Elbowing past jeeps and four-wheelers was worth it as these visitors appreciated our human-powered push deeper up the pass. Right before the avalanche debris on Treasure, we passed a lone dirt biker shaking his arms, saying, “I ain’t ever ridden through shit like that before.”
We were left to ourselves to push our bikes up the rocky path.
I soon caught the unmistakable scent of death among the fractured pines half buried in the snow, wondering how trees alone could have the smell of decay. I quietly pushed my bike, studying the tunnel of ice. Then I saw the massive moose corpse that had recently thawed out.
Every time I encounter animals in the high alpine, I muse about how much better suited they are for the mountains. I wonder if their bodies alone are more adapted for the environment or if their lack of ego and immunity to the lure of the powder turn makes it easier to choose the safest line through dangerous terrain.
It was my first time seeing an animal swept up and entombed by winter’s destructive force, crossing terrain with no idea what awaited it thousands of feet above. The sighting served as a crucial reminder for me, even in the hottest summer month, of how cruel winter can be. It also left me with an appreciation for all my safe ski turns, only one valley over, and my sore wrists due to much ungraceful summertime bike pushing. And thankful that Al Johnson had enough successful crossings of this big terrain to have a tele race named after him, reminded me to renew my commitment to safety and avoid the unfortunate fate of Ms. Moose.

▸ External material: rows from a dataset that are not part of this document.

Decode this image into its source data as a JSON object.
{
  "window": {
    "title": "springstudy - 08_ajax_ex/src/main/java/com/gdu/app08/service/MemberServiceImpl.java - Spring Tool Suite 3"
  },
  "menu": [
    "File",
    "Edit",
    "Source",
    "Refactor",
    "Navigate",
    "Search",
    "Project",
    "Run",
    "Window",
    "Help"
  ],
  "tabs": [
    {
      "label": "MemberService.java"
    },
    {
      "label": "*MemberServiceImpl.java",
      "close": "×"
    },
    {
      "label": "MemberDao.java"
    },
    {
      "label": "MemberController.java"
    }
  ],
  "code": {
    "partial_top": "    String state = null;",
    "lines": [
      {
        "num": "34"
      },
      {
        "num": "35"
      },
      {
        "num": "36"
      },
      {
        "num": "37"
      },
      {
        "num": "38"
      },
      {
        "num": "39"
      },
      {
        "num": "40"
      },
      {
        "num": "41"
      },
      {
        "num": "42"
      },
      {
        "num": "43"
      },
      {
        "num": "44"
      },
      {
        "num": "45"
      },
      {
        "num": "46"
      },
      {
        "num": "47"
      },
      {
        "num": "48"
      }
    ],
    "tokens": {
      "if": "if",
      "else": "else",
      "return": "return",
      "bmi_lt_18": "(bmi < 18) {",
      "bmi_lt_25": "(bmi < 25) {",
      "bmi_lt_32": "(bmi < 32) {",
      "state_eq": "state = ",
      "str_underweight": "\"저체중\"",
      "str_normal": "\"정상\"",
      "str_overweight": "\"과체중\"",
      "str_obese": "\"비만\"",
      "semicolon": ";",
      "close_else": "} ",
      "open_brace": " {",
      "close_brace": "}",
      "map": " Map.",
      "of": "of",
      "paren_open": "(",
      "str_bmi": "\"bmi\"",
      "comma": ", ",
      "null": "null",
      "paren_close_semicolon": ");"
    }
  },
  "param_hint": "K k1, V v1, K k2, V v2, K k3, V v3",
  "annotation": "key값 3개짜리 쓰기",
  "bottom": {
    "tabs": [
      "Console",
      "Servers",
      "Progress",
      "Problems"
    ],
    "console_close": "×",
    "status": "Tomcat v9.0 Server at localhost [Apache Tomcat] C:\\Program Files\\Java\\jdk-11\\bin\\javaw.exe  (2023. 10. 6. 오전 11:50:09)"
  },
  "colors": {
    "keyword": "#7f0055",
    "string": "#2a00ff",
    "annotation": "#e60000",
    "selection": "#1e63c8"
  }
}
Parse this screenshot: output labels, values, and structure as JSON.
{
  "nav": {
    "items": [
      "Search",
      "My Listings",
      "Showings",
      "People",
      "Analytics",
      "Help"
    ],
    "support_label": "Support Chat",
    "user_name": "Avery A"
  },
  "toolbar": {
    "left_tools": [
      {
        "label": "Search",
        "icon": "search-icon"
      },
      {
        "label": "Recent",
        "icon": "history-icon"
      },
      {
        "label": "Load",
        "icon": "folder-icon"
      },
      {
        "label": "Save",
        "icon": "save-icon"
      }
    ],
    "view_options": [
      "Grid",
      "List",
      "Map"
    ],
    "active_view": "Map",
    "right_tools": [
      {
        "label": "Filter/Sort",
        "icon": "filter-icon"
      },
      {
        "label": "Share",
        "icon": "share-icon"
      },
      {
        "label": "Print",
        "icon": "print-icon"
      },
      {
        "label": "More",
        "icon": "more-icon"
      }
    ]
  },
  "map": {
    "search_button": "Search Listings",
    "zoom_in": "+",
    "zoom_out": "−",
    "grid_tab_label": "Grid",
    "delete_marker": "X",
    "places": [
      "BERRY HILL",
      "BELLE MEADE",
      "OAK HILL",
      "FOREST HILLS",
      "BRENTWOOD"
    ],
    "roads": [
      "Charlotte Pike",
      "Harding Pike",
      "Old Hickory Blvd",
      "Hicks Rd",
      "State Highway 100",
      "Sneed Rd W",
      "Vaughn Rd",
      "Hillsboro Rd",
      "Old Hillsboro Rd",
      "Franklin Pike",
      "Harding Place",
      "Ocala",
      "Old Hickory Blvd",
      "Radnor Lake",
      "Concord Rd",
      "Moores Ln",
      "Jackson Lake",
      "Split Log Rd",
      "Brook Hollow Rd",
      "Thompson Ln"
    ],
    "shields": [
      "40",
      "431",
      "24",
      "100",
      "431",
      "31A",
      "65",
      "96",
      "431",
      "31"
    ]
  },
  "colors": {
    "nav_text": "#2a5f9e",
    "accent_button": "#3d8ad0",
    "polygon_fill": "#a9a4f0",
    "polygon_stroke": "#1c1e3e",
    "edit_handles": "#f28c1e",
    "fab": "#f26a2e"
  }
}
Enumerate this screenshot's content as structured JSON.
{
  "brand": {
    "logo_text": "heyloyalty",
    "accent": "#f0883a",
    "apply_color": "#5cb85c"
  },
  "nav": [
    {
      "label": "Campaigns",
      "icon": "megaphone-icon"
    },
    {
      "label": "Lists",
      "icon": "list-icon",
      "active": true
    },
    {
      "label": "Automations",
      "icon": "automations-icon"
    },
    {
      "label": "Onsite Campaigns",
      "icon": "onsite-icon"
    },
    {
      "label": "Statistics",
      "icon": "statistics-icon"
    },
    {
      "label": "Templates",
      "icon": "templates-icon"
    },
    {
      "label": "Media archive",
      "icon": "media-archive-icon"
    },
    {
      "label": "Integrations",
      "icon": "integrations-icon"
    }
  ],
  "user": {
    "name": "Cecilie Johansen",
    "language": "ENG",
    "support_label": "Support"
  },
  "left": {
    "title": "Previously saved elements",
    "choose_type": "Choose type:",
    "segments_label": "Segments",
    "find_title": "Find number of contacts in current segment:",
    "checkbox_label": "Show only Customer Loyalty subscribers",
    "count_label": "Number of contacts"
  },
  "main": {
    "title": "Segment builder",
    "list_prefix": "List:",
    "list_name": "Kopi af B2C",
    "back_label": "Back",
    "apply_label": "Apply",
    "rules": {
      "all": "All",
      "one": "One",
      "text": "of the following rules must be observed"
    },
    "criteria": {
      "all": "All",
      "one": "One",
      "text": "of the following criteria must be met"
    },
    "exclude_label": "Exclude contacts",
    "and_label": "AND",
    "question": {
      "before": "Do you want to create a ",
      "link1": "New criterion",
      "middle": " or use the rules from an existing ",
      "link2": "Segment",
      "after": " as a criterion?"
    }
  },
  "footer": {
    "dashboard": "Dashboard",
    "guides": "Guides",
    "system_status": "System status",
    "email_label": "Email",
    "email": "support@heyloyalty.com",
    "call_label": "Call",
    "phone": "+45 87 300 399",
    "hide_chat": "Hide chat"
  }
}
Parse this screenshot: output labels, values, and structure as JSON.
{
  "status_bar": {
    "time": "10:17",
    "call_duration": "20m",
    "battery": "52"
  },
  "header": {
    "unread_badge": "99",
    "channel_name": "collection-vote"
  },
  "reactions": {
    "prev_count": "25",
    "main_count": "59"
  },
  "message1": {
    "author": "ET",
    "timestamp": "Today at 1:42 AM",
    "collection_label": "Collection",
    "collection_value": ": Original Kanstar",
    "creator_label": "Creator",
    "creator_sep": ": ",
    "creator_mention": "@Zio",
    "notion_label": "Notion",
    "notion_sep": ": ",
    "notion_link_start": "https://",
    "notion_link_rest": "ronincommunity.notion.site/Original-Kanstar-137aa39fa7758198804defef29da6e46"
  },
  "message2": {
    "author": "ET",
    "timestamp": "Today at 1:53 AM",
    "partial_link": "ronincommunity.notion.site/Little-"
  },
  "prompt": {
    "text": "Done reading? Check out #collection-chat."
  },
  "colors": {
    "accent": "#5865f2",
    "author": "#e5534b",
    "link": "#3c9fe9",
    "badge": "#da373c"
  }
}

Doug Stenclik is an avid skimo racer and ski mountaineer who lives for sharing the amazing sports of ski touring and splitboarding. Since his first time on skins he was hooked and the obsession has taken him all over the United States and the world pursuing the human powered ski turn. He founded Cripple Creek Backcountry in 2012 and took over the Colorado Ski Mountaineering Race Cup in 2014 to spread knowledge and the love of the sport. In 2019 he took a step back from the ski shop and race promoter life to become a publishing partner with WildSnow.